Exercise brief -
Could you copy the records below exactly, leaving out any pictures?

━━━━━━━━

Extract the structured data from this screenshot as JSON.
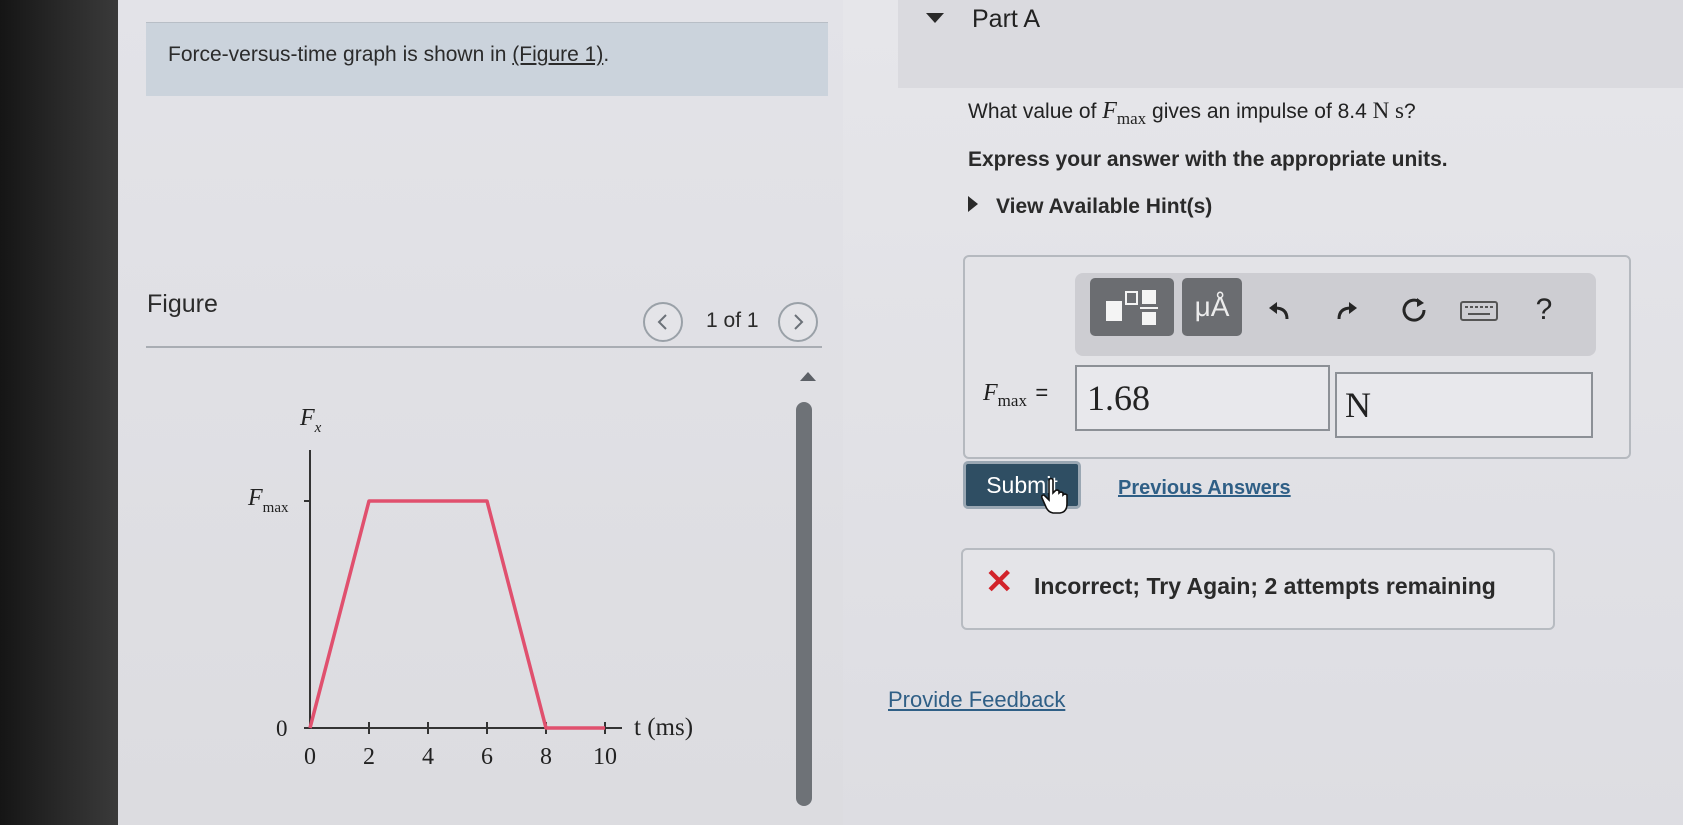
{
  "intro": {
    "text": "Force-versus-time graph is shown in ",
    "link": "(Figure 1)",
    "suffix": "."
  },
  "figure": {
    "label": "Figure",
    "pager": "1 of 1",
    "prev_icon": "chevron-left-icon",
    "next_icon": "chevron-right-icon"
  },
  "chart_data": {
    "type": "line",
    "series": [
      {
        "name": "",
        "x": [
          0,
          2,
          6,
          8,
          10
        ],
        "y": [
          "0",
          "Fmax",
          "Fmax",
          "0",
          "0"
        ]
      }
    ],
    "ylabel_main": "F",
    "ylabel_sub": "x",
    "ytick_sym_main": "F",
    "ytick_sym_sub": "max",
    "ytick_zero": "0",
    "xlabel": "t (ms)",
    "xticks": [
      "0",
      "2",
      "4",
      "6",
      "8",
      "10"
    ],
    "xlim": [
      0,
      10
    ],
    "line_color": "#e0506e"
  },
  "part": {
    "title": "Part A",
    "q_prefix": "What value of ",
    "q_var": "F",
    "q_sub": "max",
    "q_middle": " gives an impulse of 8.4 ",
    "q_unit": "N s",
    "q_suffix": "?",
    "instruction": "Express your answer with the appropriate units.",
    "hint": "View Available Hint(s)"
  },
  "toolbar": {
    "templates_icon": "fraction-template-icon",
    "units_label": "μÅ",
    "undo_icon": "undo-icon",
    "redo_icon": "redo-icon",
    "reset_icon": "reset-icon",
    "keyboard_icon": "keyboard-icon",
    "help_label": "?"
  },
  "answer": {
    "var": "F",
    "sub": "max",
    "equals": "=",
    "value": "1.68",
    "unit": "N"
  },
  "actions": {
    "submit": "Submit",
    "previous": "Previous Answers"
  },
  "feedback": {
    "icon": "x-icon",
    "text": "Incorrect; Try Again; 2 attempts remaining",
    "color": "#d2232a"
  },
  "provide_feedback": "Provide Feedback"
}
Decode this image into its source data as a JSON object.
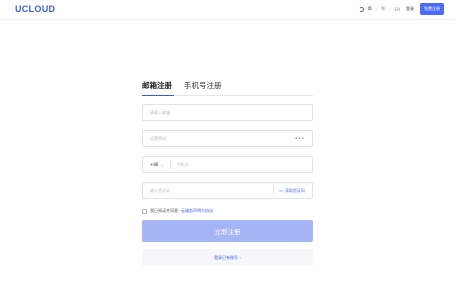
{
  "header": {
    "logo": "UCLOUD",
    "languages": [
      "简",
      "繁",
      "EN"
    ],
    "login": "登录",
    "free_signup": "免费注册"
  },
  "tabs": [
    {
      "label": "邮箱注册",
      "active": true
    },
    {
      "label": "手机号注册",
      "active": false
    }
  ],
  "fields": {
    "email_placeholder": "请输入邮箱",
    "password_placeholder": "设置密码",
    "country_code": "+86",
    "phone_placeholder": "手机号",
    "sms_placeholder": "输入验证码",
    "get_code": "获取验证码"
  },
  "agreement": {
    "text": "我已阅读并同意",
    "link": "云服务声明与协议"
  },
  "submit_label": "立即注册",
  "login_alt": "登录已有账号 ›",
  "colors": {
    "brand": "#3b5bdb",
    "button_primary": "#4a6cf7",
    "submit_disabled": "#a5b4f5"
  }
}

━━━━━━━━

Exercise answer -
Extract the structured data from this screenshot as JSON.
{
  "intro": {
    "text": "Force-versus-time graph is shown in ",
    "link": "(Figure 1)",
    "suffix": "."
  },
  "figure": {
    "label": "Figure",
    "pager": "1 of 1",
    "prev_icon": "chevron-left-icon",
    "next_icon": "chevron-right-icon"
  },
  "chart_data": {
    "type": "line",
    "series": [
      {
        "name": "",
        "x": [
          0,
          2,
          6,
          8,
          10
        ],
        "y": [
          "0",
          "Fmax",
          "Fmax",
          "0",
          "0"
        ]
      }
    ],
    "ylabel_main": "F",
    "ylabel_sub": "x",
    "ytick_sym_main": "F",
    "ytick_sym_sub": "max",
    "ytick_zero": "0",
    "xlabel": "t (ms)",
    "xticks": [
      "0",
      "2",
      "4",
      "6",
      "8",
      "10"
    ],
    "xlim": [
      0,
      10
    ],
    "line_color": "#e0506e"
  },
  "part": {
    "title": "Part A",
    "q_prefix": "What value of ",
    "q_var": "F",
    "q_sub": "max",
    "q_middle": " gives an impulse of 8.4 ",
    "q_unit": "N s",
    "q_suffix": "?",
    "instruction": "Express your answer with the appropriate units.",
    "hint": "View Available Hint(s)"
  },
  "toolbar": {
    "templates_icon": "fraction-template-icon",
    "units_label": "μÅ",
    "undo_icon": "undo-icon",
    "redo_icon": "redo-icon",
    "reset_icon": "reset-icon",
    "keyboard_icon": "keyboard-icon",
    "help_label": "?"
  },
  "answer": {
    "var": "F",
    "sub": "max",
    "equals": "=",
    "value": "1.68",
    "unit": "N"
  },
  "actions": {
    "submit": "Submit",
    "previous": "Previous Answers"
  },
  "feedback": {
    "icon": "x-icon",
    "text": "Incorrect; Try Again; 2 attempts remaining",
    "color": "#d2232a"
  },
  "provide_feedback": "Provide Feedback"
}
Decode this image into its source data as a JSON object.
{
  "header": {
    "logo": "UCLOUD",
    "languages": [
      "简",
      "繁",
      "EN"
    ],
    "login": "登录",
    "free_signup": "免费注册"
  },
  "tabs": [
    {
      "label": "邮箱注册",
      "active": true
    },
    {
      "label": "手机号注册",
      "active": false
    }
  ],
  "fields": {
    "email_placeholder": "请输入邮箱",
    "password_placeholder": "设置密码",
    "country_code": "+86",
    "phone_placeholder": "手机号",
    "sms_placeholder": "输入验证码",
    "get_code": "获取验证码"
  },
  "agreement": {
    "text": "我已阅读并同意",
    "link": "云服务声明与协议"
  },
  "submit_label": "立即注册",
  "login_alt": "登录已有账号 ›",
  "colors": {
    "brand": "#3b5bdb",
    "button_primary": "#4a6cf7",
    "submit_disabled": "#a5b4f5"
  }
}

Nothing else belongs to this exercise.